> **YOUR OBJECTIVE**:
For every line in the material below that holds "true", report the line.

:: SOURCE INFORMATION

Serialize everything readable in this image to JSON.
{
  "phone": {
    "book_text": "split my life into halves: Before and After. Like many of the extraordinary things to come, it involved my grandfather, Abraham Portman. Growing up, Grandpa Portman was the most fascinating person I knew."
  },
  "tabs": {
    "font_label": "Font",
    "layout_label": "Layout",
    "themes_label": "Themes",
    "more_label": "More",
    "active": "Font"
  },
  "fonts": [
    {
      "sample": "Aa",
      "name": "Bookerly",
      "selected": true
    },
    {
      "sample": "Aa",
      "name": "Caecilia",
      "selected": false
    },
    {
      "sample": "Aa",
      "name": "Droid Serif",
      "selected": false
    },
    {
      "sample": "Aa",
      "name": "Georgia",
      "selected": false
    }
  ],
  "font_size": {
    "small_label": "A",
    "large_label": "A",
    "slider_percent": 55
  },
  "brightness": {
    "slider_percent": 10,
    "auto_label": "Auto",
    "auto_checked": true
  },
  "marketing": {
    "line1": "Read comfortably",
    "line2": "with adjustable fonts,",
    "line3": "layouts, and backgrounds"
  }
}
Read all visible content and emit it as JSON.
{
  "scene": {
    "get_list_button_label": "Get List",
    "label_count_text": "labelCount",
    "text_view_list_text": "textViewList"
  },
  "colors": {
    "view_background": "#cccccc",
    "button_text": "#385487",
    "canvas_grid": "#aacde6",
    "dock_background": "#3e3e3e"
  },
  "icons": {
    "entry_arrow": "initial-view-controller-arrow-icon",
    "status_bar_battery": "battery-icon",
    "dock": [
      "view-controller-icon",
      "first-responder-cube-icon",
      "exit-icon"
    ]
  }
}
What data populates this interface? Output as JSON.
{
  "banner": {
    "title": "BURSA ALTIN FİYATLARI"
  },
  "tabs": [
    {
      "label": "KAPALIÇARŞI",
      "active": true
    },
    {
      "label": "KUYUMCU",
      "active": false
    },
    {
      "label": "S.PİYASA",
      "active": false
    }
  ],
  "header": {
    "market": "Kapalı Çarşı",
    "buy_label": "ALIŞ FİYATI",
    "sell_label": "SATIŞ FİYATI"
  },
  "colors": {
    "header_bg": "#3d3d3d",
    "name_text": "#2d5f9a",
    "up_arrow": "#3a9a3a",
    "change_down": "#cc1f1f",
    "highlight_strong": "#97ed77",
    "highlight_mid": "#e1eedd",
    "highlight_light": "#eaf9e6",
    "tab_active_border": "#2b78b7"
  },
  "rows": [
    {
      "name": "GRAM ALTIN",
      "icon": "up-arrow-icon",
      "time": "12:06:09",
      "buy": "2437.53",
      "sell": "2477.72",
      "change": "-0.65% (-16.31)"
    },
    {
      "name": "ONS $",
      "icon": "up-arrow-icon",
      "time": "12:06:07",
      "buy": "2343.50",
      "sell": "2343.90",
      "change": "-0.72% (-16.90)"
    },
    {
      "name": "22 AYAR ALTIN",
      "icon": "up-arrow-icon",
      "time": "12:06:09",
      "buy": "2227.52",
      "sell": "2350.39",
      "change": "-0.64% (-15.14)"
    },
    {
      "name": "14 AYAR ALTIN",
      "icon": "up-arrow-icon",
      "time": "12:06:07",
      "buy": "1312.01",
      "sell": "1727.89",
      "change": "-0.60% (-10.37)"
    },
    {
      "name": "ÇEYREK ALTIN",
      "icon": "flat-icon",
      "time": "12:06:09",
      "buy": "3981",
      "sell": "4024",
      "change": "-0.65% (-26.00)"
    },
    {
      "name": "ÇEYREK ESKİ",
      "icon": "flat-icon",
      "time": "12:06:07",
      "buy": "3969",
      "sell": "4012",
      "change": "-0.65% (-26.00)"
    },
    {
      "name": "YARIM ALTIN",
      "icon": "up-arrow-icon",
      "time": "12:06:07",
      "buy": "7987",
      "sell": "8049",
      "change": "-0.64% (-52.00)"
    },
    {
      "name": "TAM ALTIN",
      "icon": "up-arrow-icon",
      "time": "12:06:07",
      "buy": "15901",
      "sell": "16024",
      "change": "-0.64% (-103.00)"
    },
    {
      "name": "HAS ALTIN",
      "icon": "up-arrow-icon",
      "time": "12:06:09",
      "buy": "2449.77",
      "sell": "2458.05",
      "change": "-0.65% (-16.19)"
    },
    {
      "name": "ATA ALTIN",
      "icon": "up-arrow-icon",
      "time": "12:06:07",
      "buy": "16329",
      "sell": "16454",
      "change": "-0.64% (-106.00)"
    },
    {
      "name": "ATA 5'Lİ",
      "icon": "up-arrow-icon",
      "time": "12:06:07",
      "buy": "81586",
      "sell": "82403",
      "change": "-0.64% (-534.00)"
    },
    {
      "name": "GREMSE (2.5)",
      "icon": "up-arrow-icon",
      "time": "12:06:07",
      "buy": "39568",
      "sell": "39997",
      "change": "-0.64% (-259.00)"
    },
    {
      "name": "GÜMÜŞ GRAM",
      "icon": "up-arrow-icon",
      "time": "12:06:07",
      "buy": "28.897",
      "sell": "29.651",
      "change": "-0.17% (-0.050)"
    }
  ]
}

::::

> **SOLUTION TO THE PROBLEM**:
      "selected": true
    "auto_checked": true
      "active": true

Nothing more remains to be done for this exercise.